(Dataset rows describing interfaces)
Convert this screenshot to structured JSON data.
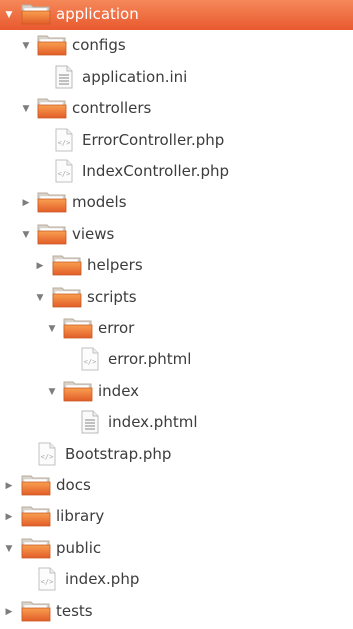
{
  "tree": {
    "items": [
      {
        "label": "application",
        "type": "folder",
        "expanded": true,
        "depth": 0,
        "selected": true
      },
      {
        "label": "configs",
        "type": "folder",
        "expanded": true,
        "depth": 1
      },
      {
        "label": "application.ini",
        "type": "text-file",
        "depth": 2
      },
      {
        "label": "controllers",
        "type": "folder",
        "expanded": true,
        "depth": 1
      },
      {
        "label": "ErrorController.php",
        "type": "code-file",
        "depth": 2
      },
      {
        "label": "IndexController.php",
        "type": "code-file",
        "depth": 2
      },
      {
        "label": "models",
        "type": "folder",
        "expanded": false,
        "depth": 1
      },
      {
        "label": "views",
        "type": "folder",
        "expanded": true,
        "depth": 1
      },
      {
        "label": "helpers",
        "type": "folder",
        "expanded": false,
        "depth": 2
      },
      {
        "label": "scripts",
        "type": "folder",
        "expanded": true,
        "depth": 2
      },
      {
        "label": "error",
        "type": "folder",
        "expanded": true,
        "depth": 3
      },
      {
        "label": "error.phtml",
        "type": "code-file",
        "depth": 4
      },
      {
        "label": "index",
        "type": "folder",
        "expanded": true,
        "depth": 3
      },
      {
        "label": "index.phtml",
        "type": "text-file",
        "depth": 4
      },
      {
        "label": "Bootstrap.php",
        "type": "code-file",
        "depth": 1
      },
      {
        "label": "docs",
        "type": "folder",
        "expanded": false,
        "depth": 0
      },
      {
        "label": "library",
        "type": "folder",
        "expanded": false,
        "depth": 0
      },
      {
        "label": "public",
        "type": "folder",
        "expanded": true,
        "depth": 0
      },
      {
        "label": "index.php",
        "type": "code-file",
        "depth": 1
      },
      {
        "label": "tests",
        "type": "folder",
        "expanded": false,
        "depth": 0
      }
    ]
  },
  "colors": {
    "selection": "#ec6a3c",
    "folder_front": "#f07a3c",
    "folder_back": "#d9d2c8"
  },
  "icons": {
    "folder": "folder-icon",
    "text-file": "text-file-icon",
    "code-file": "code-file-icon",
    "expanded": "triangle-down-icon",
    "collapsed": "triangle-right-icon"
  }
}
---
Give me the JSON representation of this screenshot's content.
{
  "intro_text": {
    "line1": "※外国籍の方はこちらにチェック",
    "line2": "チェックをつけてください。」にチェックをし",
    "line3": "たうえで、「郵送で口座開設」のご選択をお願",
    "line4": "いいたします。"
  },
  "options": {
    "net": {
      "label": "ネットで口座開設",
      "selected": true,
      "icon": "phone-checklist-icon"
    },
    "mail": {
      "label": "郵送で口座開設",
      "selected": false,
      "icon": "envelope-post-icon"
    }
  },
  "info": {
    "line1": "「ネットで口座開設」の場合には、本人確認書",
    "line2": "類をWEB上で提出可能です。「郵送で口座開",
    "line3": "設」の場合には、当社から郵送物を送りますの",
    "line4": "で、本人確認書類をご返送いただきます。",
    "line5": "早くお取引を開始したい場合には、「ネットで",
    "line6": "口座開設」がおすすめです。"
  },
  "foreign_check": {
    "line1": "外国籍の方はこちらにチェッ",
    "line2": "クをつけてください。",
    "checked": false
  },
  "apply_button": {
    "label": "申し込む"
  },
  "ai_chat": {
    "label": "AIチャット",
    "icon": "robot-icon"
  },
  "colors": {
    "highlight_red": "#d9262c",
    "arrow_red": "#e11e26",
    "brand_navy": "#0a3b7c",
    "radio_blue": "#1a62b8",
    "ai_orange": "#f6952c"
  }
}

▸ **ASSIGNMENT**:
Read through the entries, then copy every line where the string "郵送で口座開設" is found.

▸ **OUTPUT**:
    "line3": "たうえで、「郵送で口座開設」のご選択をお願",
      "label": "郵送で口座開設",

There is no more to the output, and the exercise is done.